4) Vegetable Oil
Vegetable oil is used in almost all bread recipes. This particular recipe uses soybean oil, which is a sustainably-sourced vegetable oil that’s obtained from processing the natural fat present in soybeans. Since it’s plant-based and sustainable, soybean oil is 100% vegan.
5) Sesame Seeds
Sesame seeds are a very common topping used on hamburger buns. The texture blends well with other burger elements, such as tomatoes, lettuce, ketchup, and other toppings. Sesame seeds are not only vegan but they’re also incredibly healthy for you as well!
Sesame seeds are a great source of all-natural unsaturated fats and healthy omega-3 fatty acids.
6) Wheat Gluten
Wheat gluten is a pure protein that’s found within wheat. This concentrated protein is added to the dough recipe to make it stronger. It also adds to the protein content of the bun, making it a more wholesome and nutritious product.
Wheat gluten is 100% vegan and is often used in vegan cuisine. For example, seitan is a popular vegan meat alternative that’s made from pure wheat gluten!
7) Sea Salt
Sea salt serves two purposes in this recipe. Firstly, it’s a baking additive that helps to strengthen the dough and make for a solid oven-ready dough. Secondly, sea salt also improves the flavor of the dough, making for a better-tasting bun.
Sea salt is 100% vegan and is harvested from oceanic salt deposits!
8) Cultured Wheat Flour
Oddly enough, cultured wheat flour is used as a preservative. This all-natural preservative is made by fermenting traditional wheat flour. This fermentation process produces good bacteria, which prevent bad illness-causing bacteria from reproducing and spoiling the food.
9) Soy Lecithin
Soy lecithin is another naturally-derived ingredient (from soy) that serves as a mild preservative in food. This ingredient is very processed, so it’s not exactly “healthy.” However, it is vegan and isn’t harmful in small amounts, so you shouldn’t worry too much about soy lecithin.
10) Grain Vinegar
Grain vinegar is a special type of vinegar that’s made by distilling grain spirits. When added to the dough, it helps to break down some of the protein and starches in the bun, creating a bun with a softer, airier texture.
11) Citric Acid
Last but not least, we have citric acid! This natural acid is found in citrus plants and other fruits. However, most of the citric acid used in processed foods today is synthetically made.
It’s usually added to food as a flavor additive but also serves as a milk preservative (which is what it’s used for here).

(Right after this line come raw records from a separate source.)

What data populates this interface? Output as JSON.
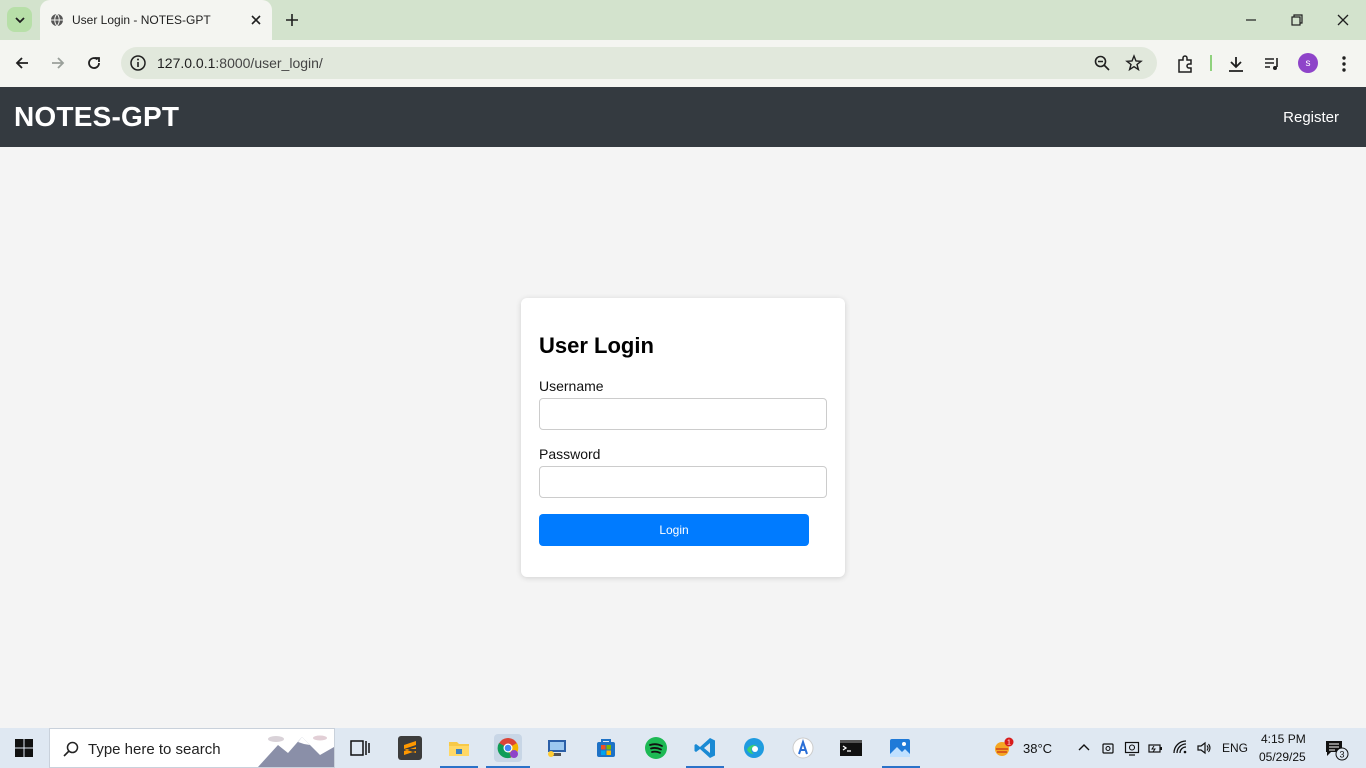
{
  "browser": {
    "tab_title": "User Login - NOTES-GPT",
    "url_host": "127.0.0.1",
    "url_path": ":8000/user_login/",
    "profile_initial": "s"
  },
  "site": {
    "brand": "NOTES-GPT",
    "nav_register": "Register"
  },
  "login_form": {
    "title": "User Login",
    "username_label": "Username",
    "username_value": "",
    "password_label": "Password",
    "password_value": "",
    "submit_label": "Login"
  },
  "taskbar": {
    "search_placeholder": "Type here to search",
    "weather_temp": "38°C",
    "weather_badge": "1",
    "language": "ENG",
    "time": "4:15 PM",
    "date": "05/29/25",
    "notification_count": "3"
  },
  "colors": {
    "header_bg": "#343a40",
    "accent_button": "#007bff",
    "page_bg": "#f4f4f4",
    "tabstrip_bg": "#d3e3cd"
  }
}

The Verdict – Are Hamburger Buns Vegan-Friendly?
As long as you know which ingredients to look out for (dairy, eggs, palm oil, honey, and refined sugar), you’ll find that many hamburger buns are naturally vegan-friendly! The same also goes for hotdog buns, which share a similar recipe to hamburger buns.